Aim of the exercise: Scan the entries for the word "arrow" and report how many lines contain it, as a number with no other words.
================================
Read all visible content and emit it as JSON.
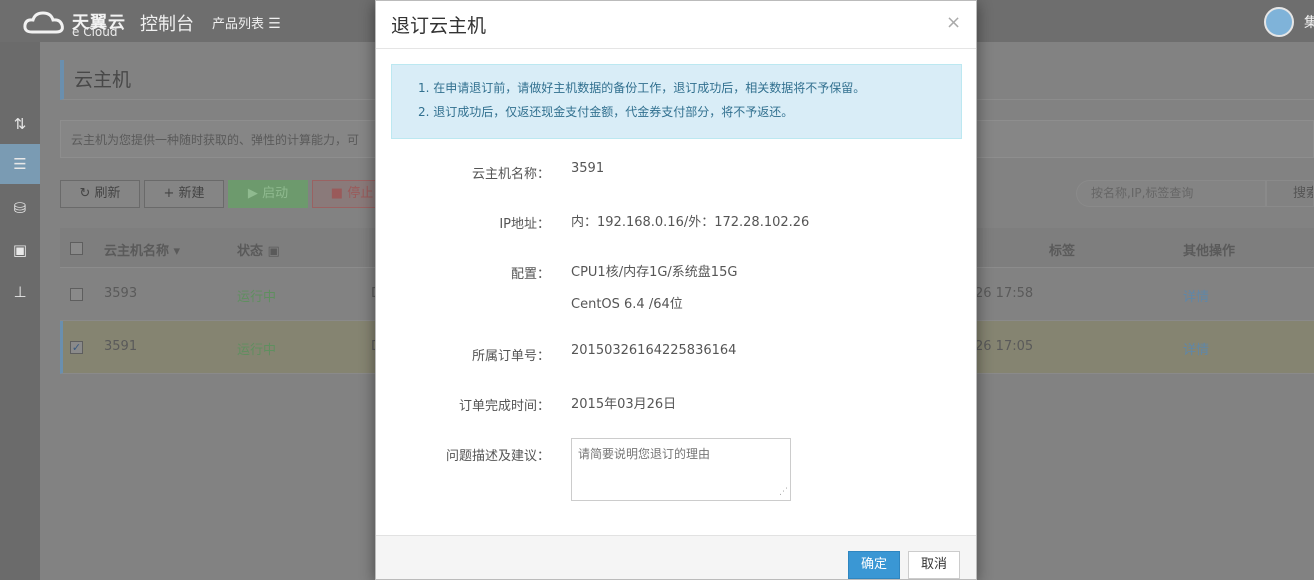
{
  "header": {
    "logo_cn": "天翼云",
    "logo_en": "e Cloud",
    "console_title": "控制台",
    "product_list_label": "产品列表",
    "user_name_partial": "集"
  },
  "sidebar": {
    "icons": [
      "sort-icon",
      "list-icon",
      "database-icon",
      "archive-icon",
      "sitemap-icon"
    ],
    "active_index": 1,
    "expand_glyph": "»"
  },
  "main": {
    "page_title": "云主机",
    "description": "云主机为您提供一种随时获取的、弹性的计算能力，可",
    "toolbar": {
      "refresh_label": "刷新",
      "new_label": "新建",
      "start_label": "启动",
      "stop_label": "停止"
    },
    "search": {
      "placeholder": "按名称,IP,标签查询",
      "button_label": "搜索"
    },
    "table": {
      "headers": {
        "name": "云主机名称 ▾",
        "status": "状态 ▣",
        "tags": "标签",
        "actions": "其他操作"
      },
      "rows": [
        {
          "name": "3593",
          "status": "运行中",
          "col3": "D",
          "time": "26 17:58",
          "action": "详情",
          "checked": false
        },
        {
          "name": "3591",
          "status": "运行中",
          "col3": "D",
          "time": "26 17:05",
          "action": "详情",
          "checked": true
        }
      ]
    }
  },
  "modal": {
    "title": "退订云主机",
    "close_glyph": "×",
    "notice": [
      "1. 在申请退订前，请做好主机数据的备份工作，退订成功后，相关数据将不予保留。",
      "2. 退订成功后，仅返还现金支付金额，代金券支付部分，将不予返还。"
    ],
    "fields": {
      "name_label": "云主机名称：",
      "name_value": "3591",
      "ip_label": "IP地址：",
      "ip_value": "内：192.168.0.16/外：172.28.102.26",
      "config_label": "配置：",
      "config_value_1": "CPU1核/内存1G/系统盘15G",
      "config_value_2": "CentOS 6.4 /64位",
      "order_label": "所属订单号：",
      "order_value": "20150326164225836164",
      "time_label": "订单完成时间：",
      "time_value": "2015年03月26日",
      "reason_label": "问题描述及建议：",
      "reason_placeholder": "请简要说明您退订的理由"
    },
    "confirm_label": "确定",
    "cancel_label": "取消"
  }
}
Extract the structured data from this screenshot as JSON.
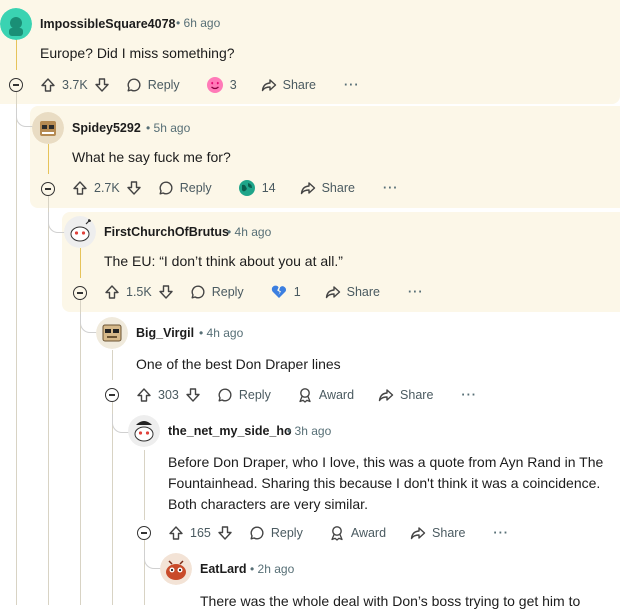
{
  "comments": [
    {
      "user": "ImpossibleSquare4078",
      "time": "6h ago",
      "body": [
        "Europe? Did I miss something?"
      ],
      "score": "3.7K",
      "reply": "Reply",
      "award_count": "3",
      "award_label": "",
      "share": "Share",
      "more": "···"
    },
    {
      "user": "Spidey5292",
      "time": "5h ago",
      "body": [
        "What he say fuck me for?"
      ],
      "score": "2.7K",
      "reply": "Reply",
      "award_count": "14",
      "award_label": "",
      "share": "Share",
      "more": "···"
    },
    {
      "user": "FirstChurchOfBrutus",
      "time": "4h ago",
      "body": [
        "The EU: “I don’t think about you at all.”"
      ],
      "score": "1.5K",
      "reply": "Reply",
      "award_count": "1",
      "award_label": "",
      "share": "Share",
      "more": "···"
    },
    {
      "user": "Big_Virgil",
      "time": "4h ago",
      "body": [
        "One of the best Don Draper lines"
      ],
      "score": "303",
      "reply": "Reply",
      "award_count": "",
      "award_label": "Award",
      "share": "Share",
      "more": "···"
    },
    {
      "user": "the_net_my_side_ho",
      "time": "3h ago",
      "body": [
        "Before Don Draper, who I love, this was a quote from Ayn Rand in The",
        "Fountainhead. Sharing this because I don't think it was a coincidence.",
        "Both characters are very similar."
      ],
      "score": "165",
      "reply": "Reply",
      "award_count": "",
      "award_label": "Award",
      "share": "Share",
      "more": "···"
    },
    {
      "user": "EatLard",
      "time": "2h ago",
      "body": [
        "There was the whole deal with Don’s boss trying to get him to"
      ],
      "score": "",
      "reply": "",
      "award_count": "",
      "award_label": "",
      "share": "",
      "more": ""
    }
  ],
  "separator": "•",
  "colors": {
    "highlight": "#fcf7e8",
    "thread_line": "#e6c35a",
    "meta": "#576f76",
    "text": "#1c1c1c"
  },
  "icons": {
    "upvote": "upvote-arrow-icon",
    "downvote": "downvote-arrow-icon",
    "reply": "speech-bubble-icon",
    "share": "share-arrow-icon",
    "award": "award-ribbon-icon",
    "collapse": "collapse-minus-icon"
  }
}
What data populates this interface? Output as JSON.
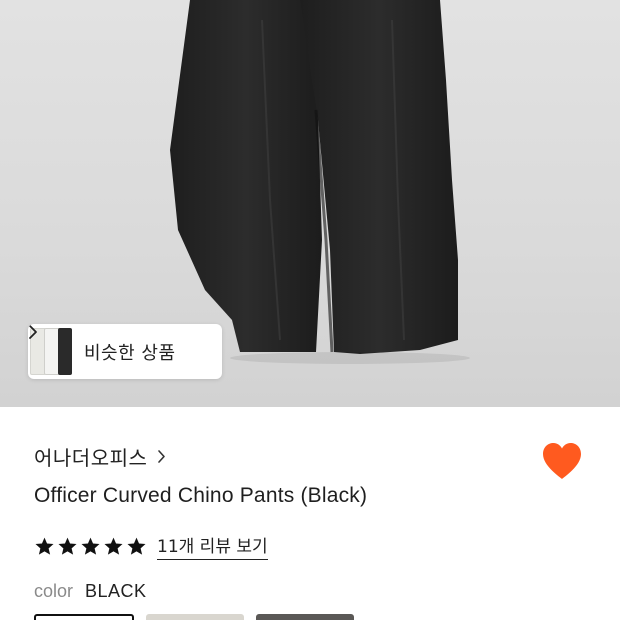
{
  "similar_products": {
    "label": "비슷한 상품"
  },
  "brand": {
    "name": "어나더오피스"
  },
  "product": {
    "title": "Officer Curved Chino Pants (Black)"
  },
  "rating": {
    "stars": 5,
    "review_link": "11개 리뷰 보기"
  },
  "color": {
    "label": "color",
    "value": "BLACK"
  },
  "colors": {
    "heart": "#FF5A1F",
    "background": "#FFFFFF",
    "text": "#1F1F1F"
  },
  "icons": [
    "chevron-right-icon",
    "heart-icon",
    "star-icon"
  ]
}
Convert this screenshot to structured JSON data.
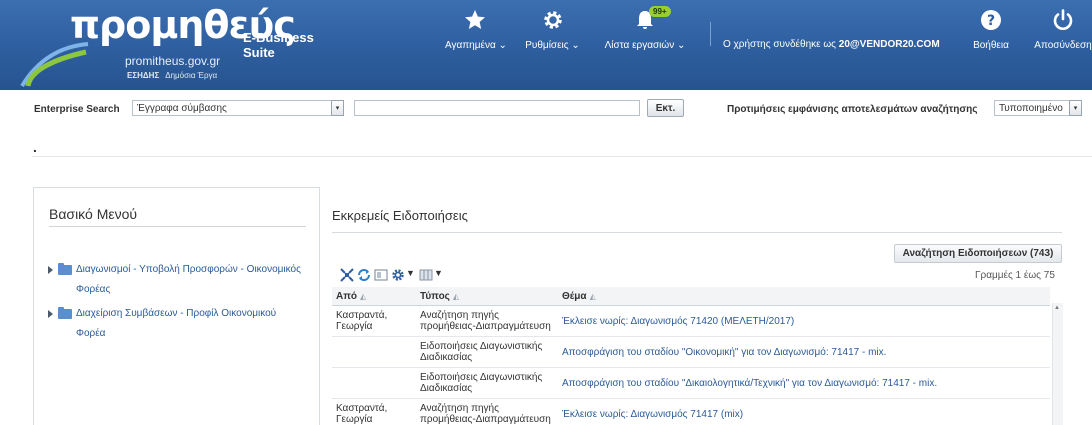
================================
Finished exercise: 3